I think it's a shame that we're even in this position. A judicial nomination shouldn't be a big political deal and wouldn't be if the courts had not arrogated so much power to themselves. The judiciary should be the least controversial branch. But that's a two-way street.

UPDATE: 23:34, Jay Rosen is dismayed at all the back-and-forth from all the interest groups, and at the press for using the whole fight as another means to try and portray its political neutrality. I agree, though I wonder, might Jay be doing the very same thing by decrying both the interest groups and the press?

UPDATE 7/16, 14:10: Rosen responds to my request for clarification and admits he "has a dog in the fight." I expected he would which is one reason he's one of my favorite bloggers. Too bad the elite press can't take a class from him.

Sunday, July 03, 2005

Ford, Chrysler Copy GM's Employee Discount Program

Watching one of the local DC political television shows today, I noticed that Ford has now embarked on its own employee discount sale after its American rival GM saw sales increase by 47 percent with its own program.

In the past, Ford has said it didn't want to match GM's pricing since the discount is quite steep. But after the company revealed a few days ago that its core truck business was hit heavily by the GM sale. In a reverse of its past fortune, Ford's car sales were up thanks to the redesigned Mustang. (Only the GT and up models are nice imo).

Daimler-Chrysler, meanwhile, already announced that it will be copying the employee sale program. All of this comes as Nissan and Toyota are having record years in the U.S. while Hyundai is seeing its best totals ever.

Ironically, I couldn't find news of either Ford or Daimler-Chrysler's web sites.

Will this turn into something more? And will American car makers finally realize that they're now the underdogs and start acting more like Hyundai?
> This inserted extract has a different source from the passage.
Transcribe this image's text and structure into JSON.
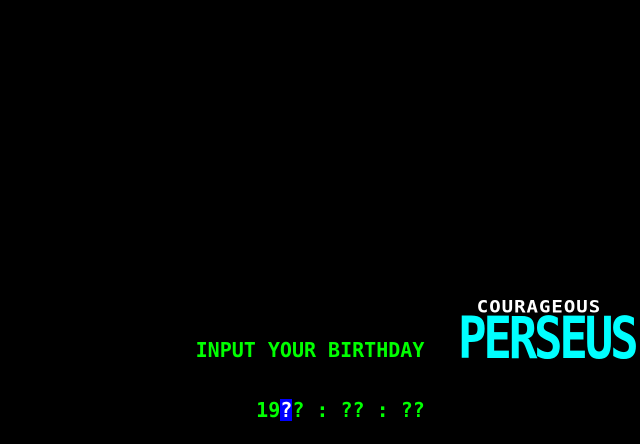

China Contracting Press Freedom

Eight years after Britain gave Honk Kong back to the Chinese, the fascist (i.e. nationalistic market socialist) government is starting to crack down on free media in both the mainland and the island.

Rebecca MacKinnon has been following the PRC's new law requiring bloggers to register in order to continue posting. The L.A. Times, meanwhile, looks at how the mainland government is using ad buys to punish disfavored media in HK.

What Will McCain Do?

That is an interesting question. Via Polipundit, I found this interesting Daly Thoughts post (written in May) which outlines a strategy that the Arizona senator might very well follow in the O'Connor succession.

Friday, July 01, 2005

O'Connor Quits

Looks like Bill Kristol was right. Sandra O'Connor is retiring from her spot on the U.S. Supreme Court. I wonder how soon the White House knew. Maybe we should've seen it coming considering that she wanted to retire back in 2000.

Things are about to get a whole lot more interesting in Washington. Guess it's back to the drawing board for the list-makers who had Rehnquist in mind. Obviously, Bush is going to pick another woman.

We'll see the wisdom of the Democrats' semi-retreat on filibusters (which I predicted), despite the fact that it upset some of their fringe members. My question is: Why didn't Bill Frist try to break the compromise before this announcement? Now it'll be a lot more difficult, especially with SCOTUS's top swing vote (and worst justice imo) soon to be out of the picture.

Will the nomination and confirmation process be enough to bump missing white chicks and sharks off cable news? Worst case scenario: After her announcement, O'Connor gets kidnapped while vacationing with her granddaughter''s scout troop in Bermuda.